**Work task**
Reproduce the records below in full and without edits, omitting images.

**Data under study**
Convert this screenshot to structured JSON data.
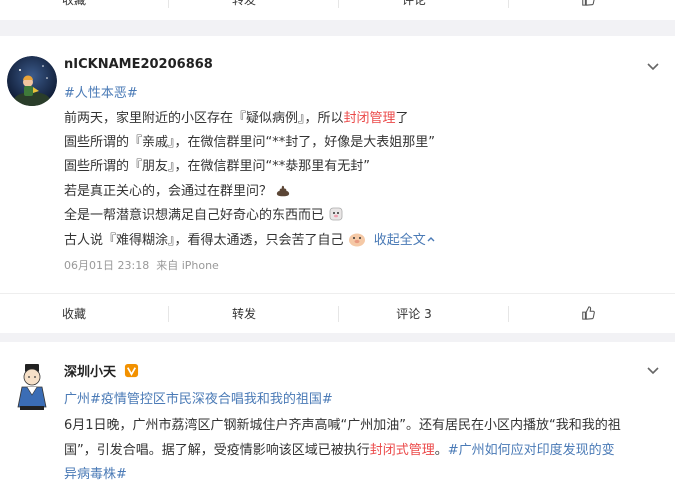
{
  "top_bar": {
    "collect": "收藏",
    "repost": "转发",
    "comment": "评论"
  },
  "post1": {
    "nickname": "nICKNAME20206868",
    "topic": "#人性本恶#",
    "line1_a": "前两天，家里附近的小区存在『疑似病例』，所以",
    "line1_hl": "封闭管理",
    "line1_b": "了",
    "line2": "圄些所谓的『亲戚』，在微信群里问“**封了，好像是大表姐那里”",
    "line3": "圄些所谓的『朋友』，在微信群里问“**㳟那里有无封”",
    "line4": "若是真正关心的，会通过在群里问？",
    "line5": "全是一帮潜意识想满足自己好奇心的东西而已",
    "line6": "古人说『难得糊涂』，看得太通透，只会苦了自己",
    "collapse": "收起全文",
    "time": "06月01日 23:18",
    "source": "来自 iPhone"
  },
  "bar2": {
    "collect": "收藏",
    "repost": "转发",
    "comment": "评论 3"
  },
  "post2": {
    "nickname": "深圳小天",
    "line1_a": "广州",
    "line1_topic": "#疫情管控区市民深夜合唱我和我的祖国#",
    "line2": "6月1日晚，广州市荔湾区广钢新城住户齐声高喊“广州加油”。还有居民在小区内播放“我和我的祖",
    "line3_a": "国”，引发合唱。据了解，受疫情影响该区域已被执行",
    "line3_hl": "封闭式管理",
    "line3_b": "。",
    "line3_topic": "#广州如何应对印度发现的变",
    "line4_topic": "异病毒株#"
  },
  "colors": {
    "topic": "#eb7350",
    "link": "#4a7ab6",
    "highlight": "#eb4a4a",
    "verified": "#f29100"
  }
}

**Solution to this problem**
Convert this screenshot to structured JSON data.
{
  "top_bar": {
    "collect": "收藏",
    "repost": "转发",
    "comment": "评论"
  },
  "post1": {
    "nickname": "nICKNAME20206868",
    "topic": "#人性本恶#",
    "line1_a": "前两天，家里附近的小区存在『疑似病例』，所以",
    "line1_hl": "封闭管理",
    "line1_b": "了",
    "line2": "圄些所谓的『亲戚』，在微信群里问“**封了，好像是大表姐那里”",
    "line3": "圄些所谓的『朋友』，在微信群里问“**㳟那里有无封”",
    "line4": "若是真正关心的，会通过在群里问？",
    "line5": "全是一帮潜意识想满足自己好奇心的东西而已",
    "line6": "古人说『难得糊涂』，看得太通透，只会苦了自己",
    "collapse": "收起全文",
    "time": "06月01日 23:18",
    "source": "来自 iPhone"
  },
  "bar2": {
    "collect": "收藏",
    "repost": "转发",
    "comment": "评论 3"
  },
  "post2": {
    "nickname": "深圳小天",
    "line1_a": "广州",
    "line1_topic": "#疫情管控区市民深夜合唱我和我的祖国#",
    "line2": "6月1日晚，广州市荔湾区广钢新城住户齐声高喊“广州加油”。还有居民在小区内播放“我和我的祖",
    "line3_a": "国”，引发合唱。据了解，受疫情影响该区域已被执行",
    "line3_hl": "封闭式管理",
    "line3_b": "。",
    "line3_topic": "#广州如何应对印度发现的变",
    "line4_topic": "异病毒株#"
  },
  "colors": {
    "topic": "#eb7350",
    "link": "#4a7ab6",
    "highlight": "#eb4a4a",
    "verified": "#f29100"
  }
}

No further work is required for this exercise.